verb (used with object)

verb (used without object)

Nautical. (of a sailing vessel) to veer to windward.
to break the surface of water; rise from the sea, as a fish or a submarine.

Origin of broach

1175–1225; (noun) Middle English broche < Anglo-French, Old French < Vulgar Latin *brocca spike, horn, tap of a cask (Medieval Latin broca), noun use of feminine of Latin adj. brocc(h)us projecting (said of teeth); (v.) Middle English brochen < Old French broch(i)er, derivative of the noun
Related formsbroach·er, nounun·broached, adjective
Can be confusedbroach brooch

Synonyms for broach

8. introduce, propose, bring up, submit, advance. Unabridged Based on the Random House Unabridged Dictionary, © Random House, Inc. 2019

Examples from the Web for broach

Contemporary Examples of broach

Historical Examples of broach

British Dictionary definitions for broach




(tr) to initiate (a topic) for discussionto broach a dangerous subject
(tr) to tap or pierce (a container) to draw off (a liquid)to broach a cask; to broach wine
(tr) to open in order to begin to useto broach a shipment
(intr) to break the surface of the waterthe trout broached after being hooked
(tr) machinery to enlarge and finish (a hole) by reaming


a long tapered toothed cutting tool for enlarging holes
a spit for roasting meat, etc
a roof covering the corner triangle on the top of a square tower having an octagonal spire
a pin, forming part of some types of lock, that registers in the hollow bore of a key
a tool used for tapping casks
a less common spelling of brooch
Derived Formsbroacher, noun

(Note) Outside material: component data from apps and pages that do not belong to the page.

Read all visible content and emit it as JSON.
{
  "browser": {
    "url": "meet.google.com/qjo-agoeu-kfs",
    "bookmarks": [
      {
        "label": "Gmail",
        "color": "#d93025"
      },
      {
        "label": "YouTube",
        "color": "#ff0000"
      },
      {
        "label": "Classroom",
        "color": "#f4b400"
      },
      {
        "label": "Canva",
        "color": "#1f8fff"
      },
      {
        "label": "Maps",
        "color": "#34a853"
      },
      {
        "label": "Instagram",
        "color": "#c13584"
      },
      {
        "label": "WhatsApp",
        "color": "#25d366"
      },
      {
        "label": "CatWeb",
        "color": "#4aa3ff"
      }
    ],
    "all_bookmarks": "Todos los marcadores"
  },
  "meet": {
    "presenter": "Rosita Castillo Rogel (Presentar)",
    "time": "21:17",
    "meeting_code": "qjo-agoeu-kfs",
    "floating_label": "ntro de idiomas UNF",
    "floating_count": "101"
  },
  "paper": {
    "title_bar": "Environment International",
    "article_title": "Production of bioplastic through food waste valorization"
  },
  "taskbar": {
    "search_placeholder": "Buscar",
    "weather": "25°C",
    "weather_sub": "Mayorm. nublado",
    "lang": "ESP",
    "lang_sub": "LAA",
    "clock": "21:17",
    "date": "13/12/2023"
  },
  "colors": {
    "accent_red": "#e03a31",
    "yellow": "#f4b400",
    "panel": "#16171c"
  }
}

Word Origin for broach

C14: from Old French broche, from Vulgar Latin brocca (unattested), from Latin brochus projecting




nautical (usually foll by to) to cause (a sailing vessel) to swerve sharply and dangerously or (of a sailing vessel) to swerve sharply and dangerously in a following sea, so as to be broadside to the waves

Word Origin for broach

C18: perhaps from broach 1 in obsolete sense of turn on a spit
Collins English Dictionary - Complete & Unabridged 2012 Digital Edition © William Collins Sons & Co. Ltd. 1979, 1986 © HarperCollins Publishers 1998, 2000, 2003, 2005, 2006, 2007, 2009, 2012

Word Origin and History for broach

"pointed instrument," c.1300, from Old French broche (12c.) "spit for roasting, awl, point end, top," from Vulgar Latin *brocca "pointed tool," noun use of fem. of Latin adjective broccus "projecting, pointed" (used especially of teeth), perhaps of Gaulish origin (cf. Gaelic brog "awl").


"pierce," early 14c., from the same source as broach (n.). Meaning "begin to talk about" is 1570s, a figurative use with suggestions of "broaching" a cask or of spurring into action (cf. Old French brochier, 12c., "to spur," also "to penetrate sexually"). Related: Broached broaching.

Online Etymology Dictionary, © 2010 Douglas Harper

broach in Medicine




A dental instrument for removing the pulp of a tooth or exploring its canal.
The American Heritage® Stedman's Medical Dictionary Copyright © 2002, 2001, 1995 by Houghton Mifflin Company. Published by Houghton Mifflin Company.